Utopia has many definitions, but many individuals agree when the word was first used in writing. Plato was a student of the Greek philosopher Socrates. During the 4th century B.C. in Athens, Plato wrote the Republic as an outline for a perfect world. In Plato's perfect world, people were governed by wise thinkers or philosopher-kings. In this perfect world, all people acted justly. There was no crime or injustice in the world. Plato had his characters in the Republic ask the questions of "what is justice and why should someone act in a just way?"
1. Define utopia.
2. What is the etymology (origin) of the word, utopia?
3. Who wrote the Republic, the first written work that described an utopian world?
4. How was Plato's perfect world governed?
In 1516, Sir Thomas More wrote Utopia. In this book, Sir Thomas More (a character in the book who was named after the author) and Peter Giles meet a traveler, Raphael Hythloday. Raphael has traveled to an island of Utopia. In this imaginary island, people did not work for a king, but for each other. All men and women worked together on farms and only worked for six hours a day. They wore clothing that they made and they did not have any personal wealth or property. All money went to group. Private property did not exist. People worked together for the good of everyone.
5. What career did Thomas More have when he wrote Utopia?
6. How did Thomas More die?
7. What kind of work does the people of Utopia do and for whom?

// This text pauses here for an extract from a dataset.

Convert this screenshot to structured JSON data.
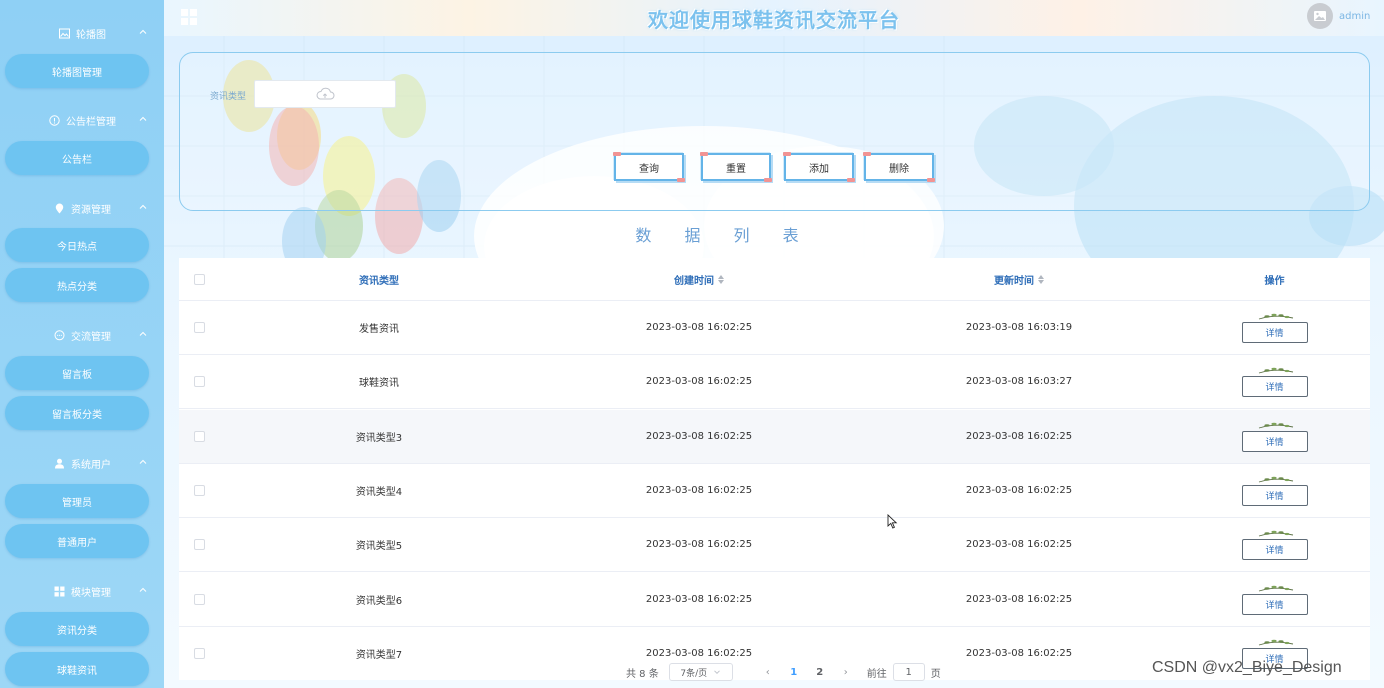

8. How was Utopia by Sir Thomas More different from the Republic?
Even though Utopia was only a story, people believed there could be a place like Utopia. Many people used the title of More's book, Utopia, to mean any idealistic community. Some people began to write other stories about an utopian or idealistic community. Some writers wrote about how society needed to work together for the good of the group and not as individual for personal rewards. Writers like George Orwell who wrote 1984 or Francis Bacon who wrote New Atlantis looked at the good and bad of utopian societies. Mary Shelley's Frankenstein and Thomas Hardy's Tess of D'Urbervilles are also considered stories that consider how idealistic communities effect individuals.
9. Define individual.
10. Define society.
11. What is the difference between individual and society?
12. Name one author whose literature deals with utopian ideas.
Not only in fiction, but in life people believed utopian societies could exist. In the late 1800's, Robert Owen created utopian communities or communal societies. These communities were near mills that Owen owned in Scotland. These communities had good houses, safe schools, and community owned stores. All the money earned was used for the community. Owen also began communial societies in the United States. In Indiana, Owen created New Harmony. Unlike Owen's communial societies in Scotland, New Harmony attracted teachers, students and scientists to live there. Eventually, the residents of New Harmony began to argue with one another and the community closed.
13. Define communal.
14. How is communal living different from Communism?
15. What do members of a communal society value?
16. How was New Harmony community different from the Scotland communal societies?
14. Write down where each of these communal societies are located.
15. Choose two communal societies and list 3 differences between the two.
16. List 3 similarities between the two.
Garbis, Michelle. A Now Utopia: Differences. 18 April 2005 [http://www.teachnlearn.org/Utopia.html].
Link, Theodore. Communism: A Primary Source Analysis. New York: Rosen, 2005.
Back to Class Assignments
JCMS Library Home Page
Last Updated: 04/18/05
Kristina McGlaun, Librarian
Jackson Creek Middle School